On Valentine’s Day, 1900, three pupils and a teacher from Appleyard College, an upper-class girls’ boarding school, disappear during a class trip to Hanging Rock, a volcanic mountain in Victoria, Australia. This is the premise of Joan Lindsay’s 1967 novel and Peter Weir’s subsequent film adaptation, both subjects of critical acclaim and, arguably, cult classic status. Though fictitious, the story is so compelling that it is widely believed to be true, thanks partly to Lindsay’s often coy and mysterious answers about its basis in reality. Not having seen the film or read the novel I came into the theatre with only a cursory knowledge of the story, but it was impossible not to set expectations high when both the source material and its adaptation have been so successful.
The play starts with five schoolgirls on a sparse stage, narrating the events of Saturday, Valentine’s Day, 1900. Despite the setting of the play, they are wearing modern school attire: blazers and pleated skirts that would not look out of place on a secondary school student in 2018. In 1900, after the school group have lunch, four of the girls, Miranda, Marion, Irma, and Edith leave the rest of the group to climb the rock. Miranda is clearly the leader of the group, the one the other look up to. Edith is the hanger-on; she struggles to keep pace with the other girls and begins to fall behind. As she watches, the other girls vanish into the rock. The five-strong cast slowly move forwards as they speak, closer to the audience and closer to the end of the stage. Their narration is interspersed with blackouts. It’s incredibly simple, but, somehow, very captivating.
The five actors are phenomenal and with only their voices and playwright Tom Wright’s words they conjure up images of what might have happened. The empty stage, their ringing voices and stark lighting help your own imagination to create images far more sinister than what could have been captured on stage. The switching perspective between the girls and the frequent blackout create a story told in cut scenes, reminiscent of horror films.
“Tom Wright’s adaptation captures a palpable sense of horror”
The aftermath of the girls’ disappearance takes on a more conventional storytelling, with the scenes being acted on stage. The narrators become actors in the story. There are searches for the girls and their teacher, yet nothing is found. The school community begins unravelling and headmistress, Miss Appleyard, begins taking out her frustration on Sara, a girl who cannot seem to fit into what society demands of an upper-class woman. Michael, an Englishman, embarks on a solitary quest to find the girls. These scenes are interspersed with blackouts and each scene is accompanied by a cryptic neon heading above the stage.

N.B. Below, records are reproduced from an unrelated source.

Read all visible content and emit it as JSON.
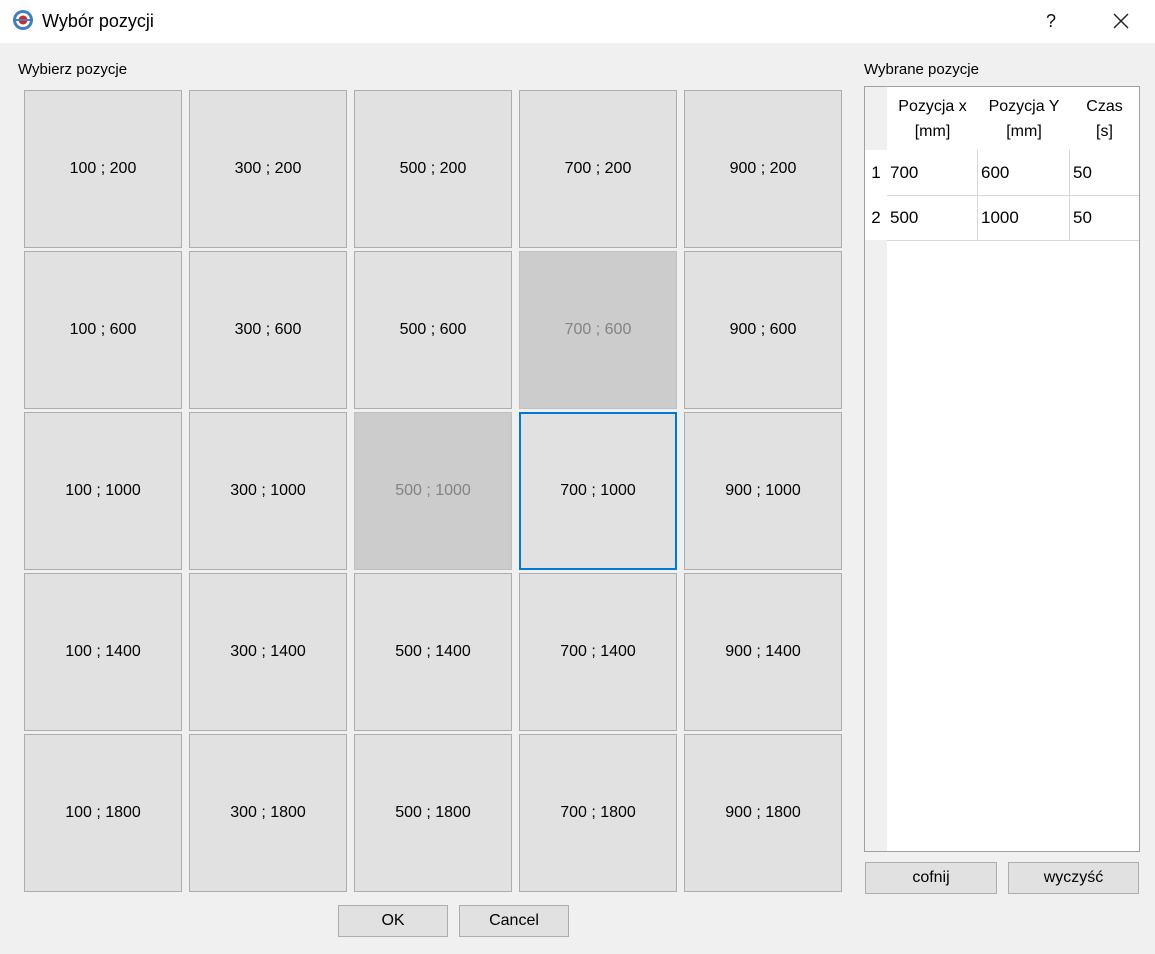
{
  "window": {
    "title": "Wybór pozycji",
    "help_label": "?"
  },
  "left_panel": {
    "label": "Wybierz pozycje",
    "positions": [
      "100 ; 200",
      "300 ; 200",
      "500 ; 200",
      "700 ; 200",
      "900 ; 200",
      "100 ; 600",
      "300 ; 600",
      "500 ; 600",
      "700 ; 600",
      "900 ; 600",
      "100 ; 1000",
      "300 ; 1000",
      "500 ; 1000",
      "700 ; 1000",
      "900 ; 1000",
      "100 ; 1400",
      "300 ; 1400",
      "500 ; 1400",
      "700 ; 1400",
      "900 ; 1400",
      "100 ; 1800",
      "300 ; 1800",
      "500 ; 1800",
      "700 ; 1800",
      "900 ; 1800"
    ],
    "disabled": [
      "700 ; 600",
      "500 ; 1000"
    ],
    "focused": "700 ; 1000"
  },
  "right_panel": {
    "label": "Wybrane pozycje",
    "columns": [
      {
        "line1": "Pozycja x",
        "line2": "[mm]"
      },
      {
        "line1": "Pozycja Y",
        "line2": "[mm]"
      },
      {
        "line1": "Czas",
        "line2": "[s]"
      }
    ],
    "rows": [
      {
        "index": "1",
        "x": "700",
        "y": "600",
        "t": "50"
      },
      {
        "index": "2",
        "x": "500",
        "y": "1000",
        "t": "50"
      }
    ],
    "undo_label": "cofnij",
    "clear_label": "wyczyść"
  },
  "buttons": {
    "ok_label": "OK",
    "cancel_label": "Cancel"
  },
  "colors": {
    "accent": "#0078d7",
    "button_bg": "#e1e1e1",
    "disabled_bg": "#cccccc",
    "disabled_text": "#838383"
  }
}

Through Michael and Miss Appleyard, Wright explores themes of colonialism and power, centring on Australia. What Michael has come to learn of the wilderness of Australia terrifies him. Miss Appleyard’s attempts to mould Sara to her will mirrors the attempt to tame and conquer Australia. It’s certainly innovative storytelling, but never quite reaches the same intensity as the opening of the play.
The five-member cast is without question one of the greatest strength of this production – they take on different characters with ease yet manage to keep them distinct individuals. Elizabeth Nabben and Amber McMahon are particularly compelling as Miss Appleyard and Michael, respectively. The almost bare stage with its liberal use of black, the stark lighting, frequent blackouts and neon titles above the stage all combine to create a tense atmosphere and instil real fear into the audience. Director Matthew Lutton almost takes this minimalist style to an extreme, and there are certainly points where it feels a little overused. However, it doesn’t, detract too much from the overall effect of the play.
Transferring art between media is always a gamble and what makes an exceptional novel or film could always fall flat on the stage. This certainly isn’t the case with Tom Wright’s adaptation of Picnic at Hanging Rock. He manages to capture a palpable sense of horror with his narrative and also uses it to highlight important themes in the story. The four-day run at The Barbican was painfully short for such a powerful piece of work and it will, hopefully, return to London in the near future.
Where? The Barbican Picnic at Hanging Rock was on 21-24th February